Most global currencies have been declining against the US dollar, or looked at the other way around, the USD has been appreciating against most other global currencies. In light of the gains of the US dollar against virtually every other asset – bonds, stocks, gold, copper, and more recently even oil and gas – we could quibble that it’s much more of the latter than the former. But some of those other currencies have been notable losers. Due to the Bank of Japan’s insane attachment to negative yields across the Japanese government bond market, the Japanese yen has the poster child for abandoned currencies. Until last Friday that is … at which point the British pound stole this dubious spotlight.
I make no claim to expertise in currencies and bonds outside the United States, but this is what’s moving markets now and we don’t have the luxury of ignoring things just because they’re outside of our comfort zone.
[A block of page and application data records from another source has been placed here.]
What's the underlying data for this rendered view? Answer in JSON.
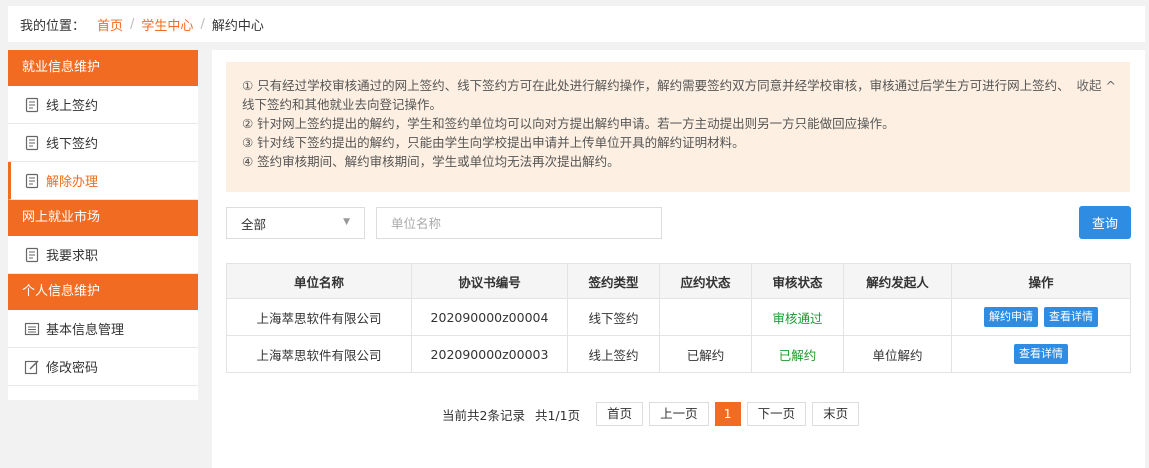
{
  "breadcrumb": {
    "prefix": "我的位置：",
    "items": [
      "首页",
      "学生中心",
      "解约中心"
    ],
    "separator": "/"
  },
  "sidebar": {
    "sections": [
      {
        "title": "就业信息维护",
        "items": [
          "线上签约",
          "线下签约",
          "解除办理"
        ]
      },
      {
        "title": "网上就业市场",
        "items": [
          "我要求职"
        ]
      },
      {
        "title": "个人信息维护",
        "items": [
          "基本信息管理",
          "修改密码"
        ]
      }
    ],
    "active_item": "解除办理"
  },
  "notice": {
    "collapse_label": "收起 ^",
    "lines": [
      "① 只有经过学校审核通过的网上签约、线下签约方可在此处进行解约操作，解约需要签约双方同意并经学校审核，审核通过后学生方可进行网上签约、线下签约和其他就业去向登记操作。",
      "② 针对网上签约提出的解约，学生和签约单位均可以向对方提出解约申请。若一方主动提出则另一方只能做回应操作。",
      "③ 针对线下签约提出的解约，只能由学生向学校提出申请并上传单位开具的解约证明材料。",
      "④ 签约审核期间、解约审核期间，学生或单位均无法再次提出解约。"
    ]
  },
  "filter": {
    "select_value": "全部",
    "search_placeholder": "单位名称",
    "query_label": "查询"
  },
  "table": {
    "headers": [
      "单位名称",
      "协议书编号",
      "签约类型",
      "应约状态",
      "审核状态",
      "解约发起人",
      "操作"
    ],
    "rows": [
      {
        "company": "上海萃思软件有限公司",
        "agreement_no": "202090000z00004",
        "sign_type": "线下签约",
        "appointment_status": "",
        "review_status": "审核通过",
        "initiator": "",
        "actions": [
          "解约申请",
          "查看详情"
        ]
      },
      {
        "company": "上海萃思软件有限公司",
        "agreement_no": "202090000z00003",
        "sign_type": "线上签约",
        "appointment_status": "已解约",
        "review_status": "已解约",
        "initiator": "单位解约",
        "actions": [
          "查看详情"
        ]
      }
    ]
  },
  "pager": {
    "total_info": "当前共2条记录",
    "page_info": "共1/1页",
    "first": "首页",
    "prev": "上一页",
    "current": "1",
    "next": "下一页",
    "last": "末页"
  },
  "colors": {
    "accent": "#f26b22",
    "primary_button": "#2e8de2",
    "success_text": "#1f9b2e",
    "notice_bg": "#fdf0e2"
  }
}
The same fundamental principles apply to currencies as any other securities though, so we won’t claim complete ignorance either.
Last week the incoming Prime Minister shocked the markets by announcing what amounts to a great expansion of UK debt, combining tax cuts and subsidies for energy bills. The notion of fighting energy price inflation by injecting more money into the demand side boggles the imagination. Of course the pounds required to pay for all this have to come from somewhere, and without any other obvious candidates the markets suspect that somewhere will be nowhere. The result was a plunge in the value of the British pound.
Today the Bank of England poured fuel on the fire by saying it will study the situation and consider responding at its next regularly scheduled policy meeting. Markets apparently having hoped for something more concrete again trashed the pound.
How this will improve the power of UK households to purchase energy or anything else isn’t clear.
These developments however affect investors everywhere, not just in the affected countries. Japan for instance has been dumping US Treasuries to fund a quixotic quest to buck up the yen to defend it from the actions of its own central bank. Since Treasuries serve as the benchmark to establish yields and consequently prices of virtually all the world’s assets, the only possible place investors could hide would be another planet. For the time being however, an ample allocation to US dollars and short term US Treasuries has been the preferred refuge.
While reader comments are always welcome, those from UK readers familiar with these developments and their context are especially so.